**Problem description**
Pictures should be omitted from your copy. Everything else in the entries below must be restated word for word.

**Dataset entries**
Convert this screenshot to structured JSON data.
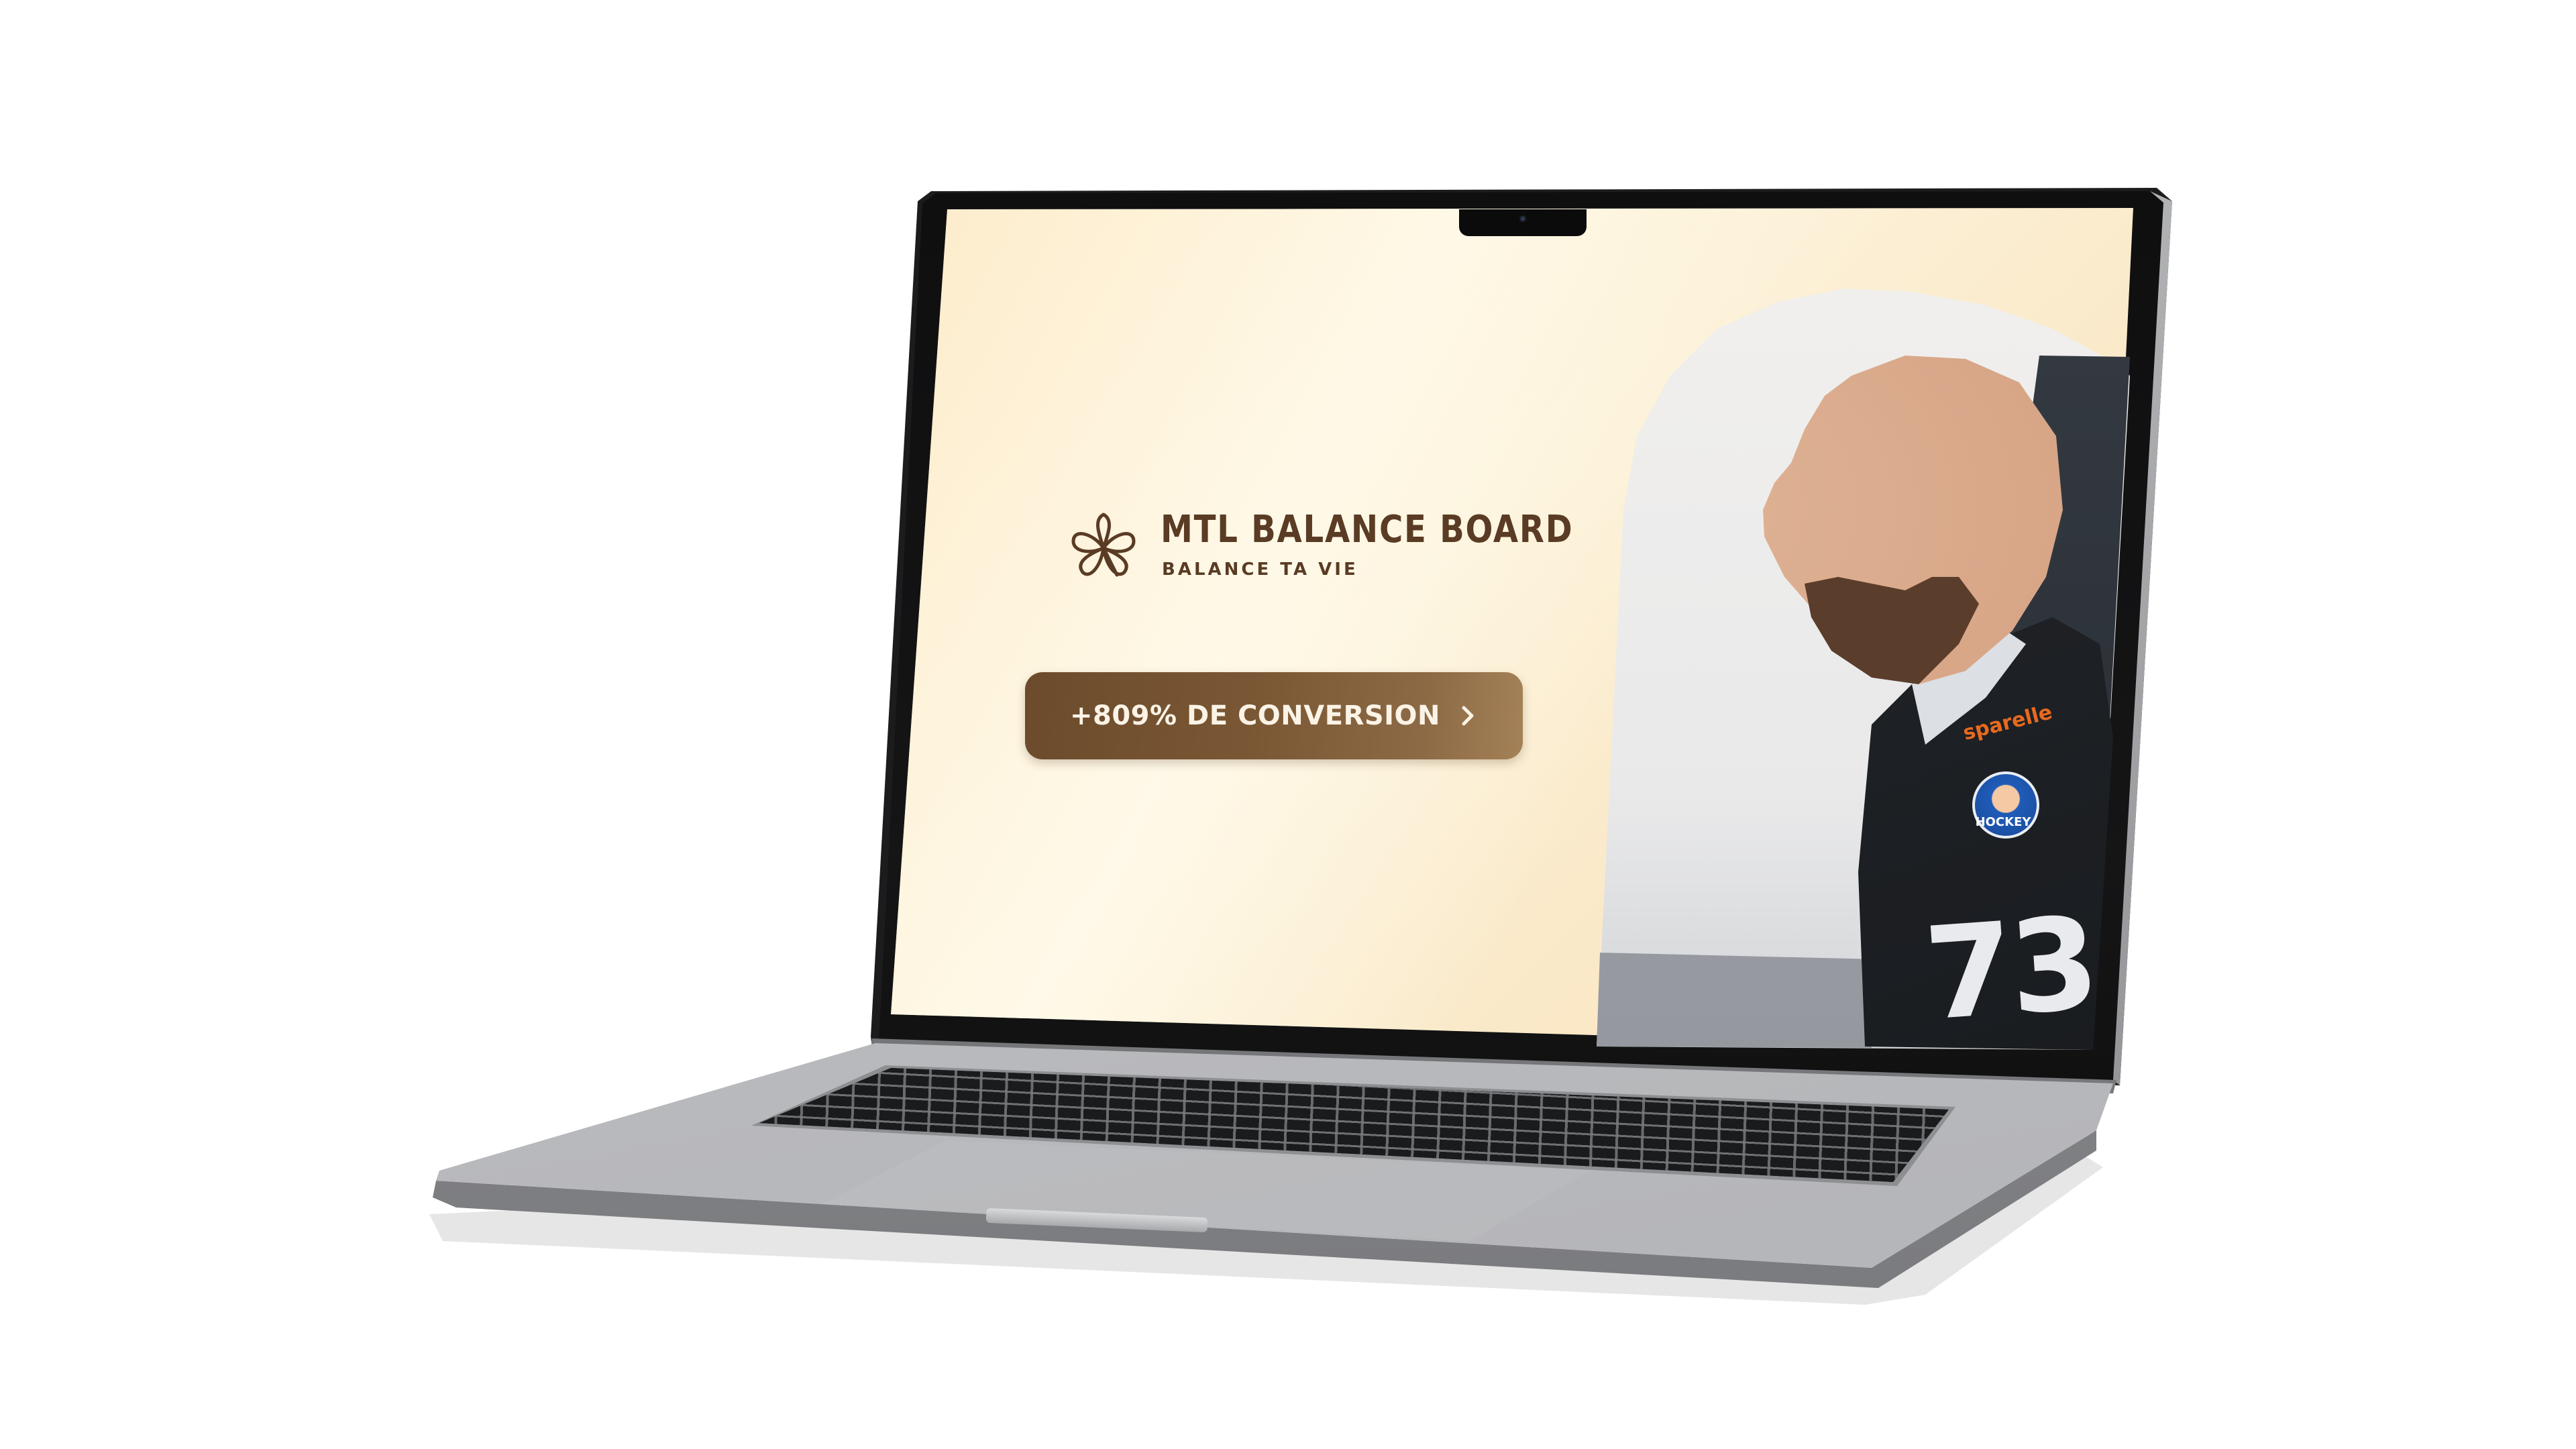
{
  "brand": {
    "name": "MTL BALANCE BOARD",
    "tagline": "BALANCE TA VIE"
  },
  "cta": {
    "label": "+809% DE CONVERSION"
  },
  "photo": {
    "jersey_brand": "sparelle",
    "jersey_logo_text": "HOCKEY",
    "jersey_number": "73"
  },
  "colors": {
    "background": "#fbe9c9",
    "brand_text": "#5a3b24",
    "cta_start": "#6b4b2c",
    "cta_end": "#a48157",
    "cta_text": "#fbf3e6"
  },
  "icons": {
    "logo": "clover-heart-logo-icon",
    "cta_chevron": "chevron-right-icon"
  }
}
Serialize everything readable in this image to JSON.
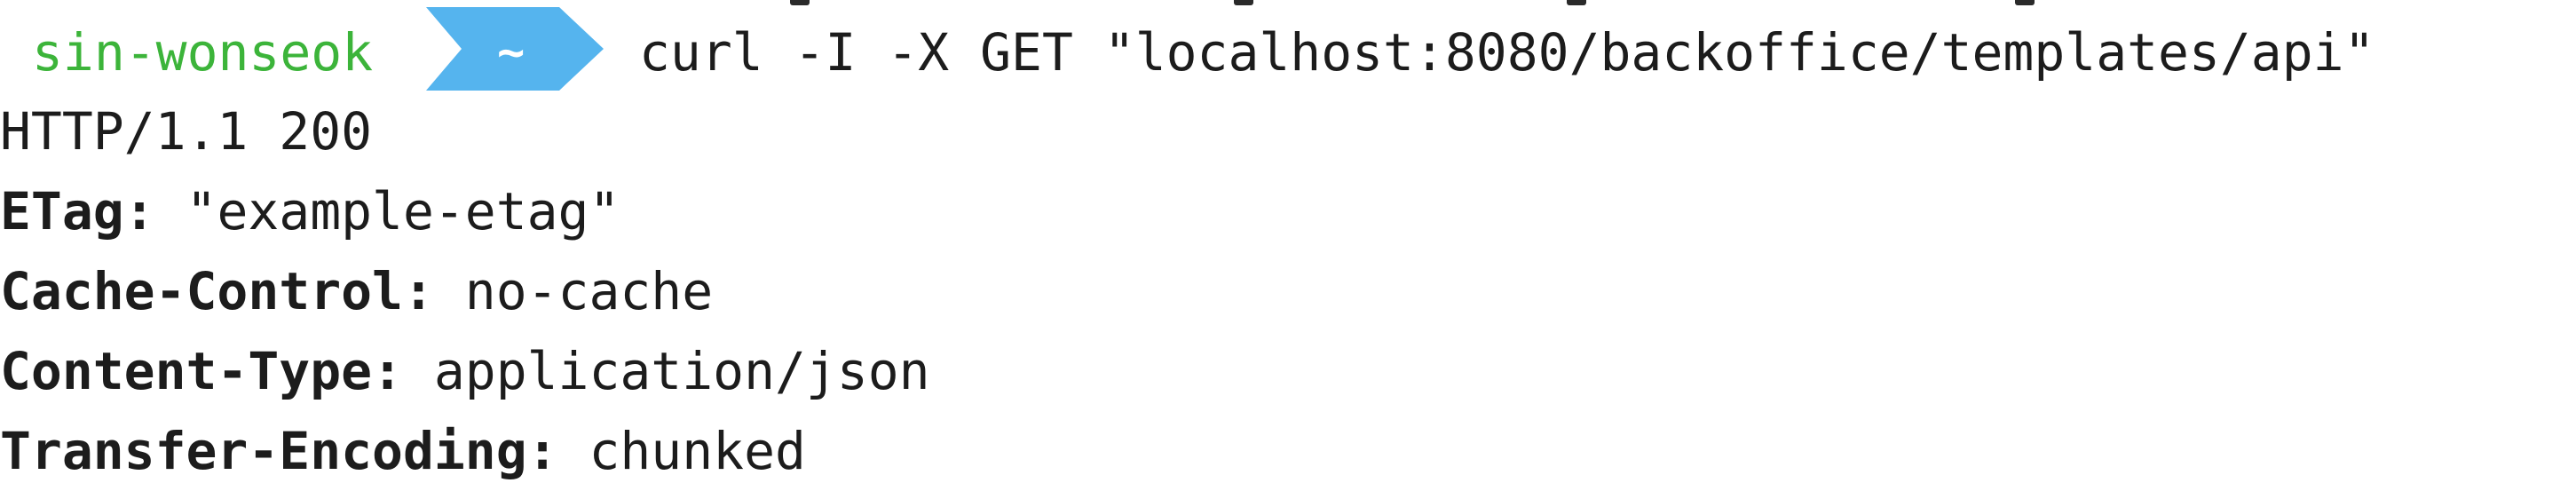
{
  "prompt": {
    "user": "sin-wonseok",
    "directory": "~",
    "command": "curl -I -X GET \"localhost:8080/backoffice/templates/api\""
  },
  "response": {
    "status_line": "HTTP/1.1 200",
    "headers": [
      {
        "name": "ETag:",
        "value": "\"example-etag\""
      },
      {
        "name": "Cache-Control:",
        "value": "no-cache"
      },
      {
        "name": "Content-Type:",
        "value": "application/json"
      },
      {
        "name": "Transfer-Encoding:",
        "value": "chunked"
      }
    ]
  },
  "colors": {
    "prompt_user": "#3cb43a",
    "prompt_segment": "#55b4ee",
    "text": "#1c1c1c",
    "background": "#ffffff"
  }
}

**Response box**
Convert this screenshot to structured JSON data.
{
  "brand": {
    "name": "MTL BALANCE BOARD",
    "tagline": "BALANCE TA VIE"
  },
  "cta": {
    "label": "+809% DE CONVERSION"
  },
  "photo": {
    "jersey_brand": "sparelle",
    "jersey_logo_text": "HOCKEY",
    "jersey_number": "73"
  },
  "colors": {
    "background": "#fbe9c9",
    "brand_text": "#5a3b24",
    "cta_start": "#6b4b2c",
    "cta_end": "#a48157",
    "cta_text": "#fbf3e6"
  },
  "icons": {
    "logo": "clover-heart-logo-icon",
    "cta_chevron": "chevron-right-icon"
  }
}
Serialize everything readable in this image to JSON.
{
  "prompt": {
    "user": "sin-wonseok",
    "directory": "~",
    "command": "curl -I -X GET \"localhost:8080/backoffice/templates/api\""
  },
  "response": {
    "status_line": "HTTP/1.1 200",
    "headers": [
      {
        "name": "ETag:",
        "value": "\"example-etag\""
      },
      {
        "name": "Cache-Control:",
        "value": "no-cache"
      },
      {
        "name": "Content-Type:",
        "value": "application/json"
      },
      {
        "name": "Transfer-Encoding:",
        "value": "chunked"
      }
    ]
  },
  "colors": {
    "prompt_user": "#3cb43a",
    "prompt_segment": "#55b4ee",
    "text": "#1c1c1c",
    "background": "#ffffff"
  }
}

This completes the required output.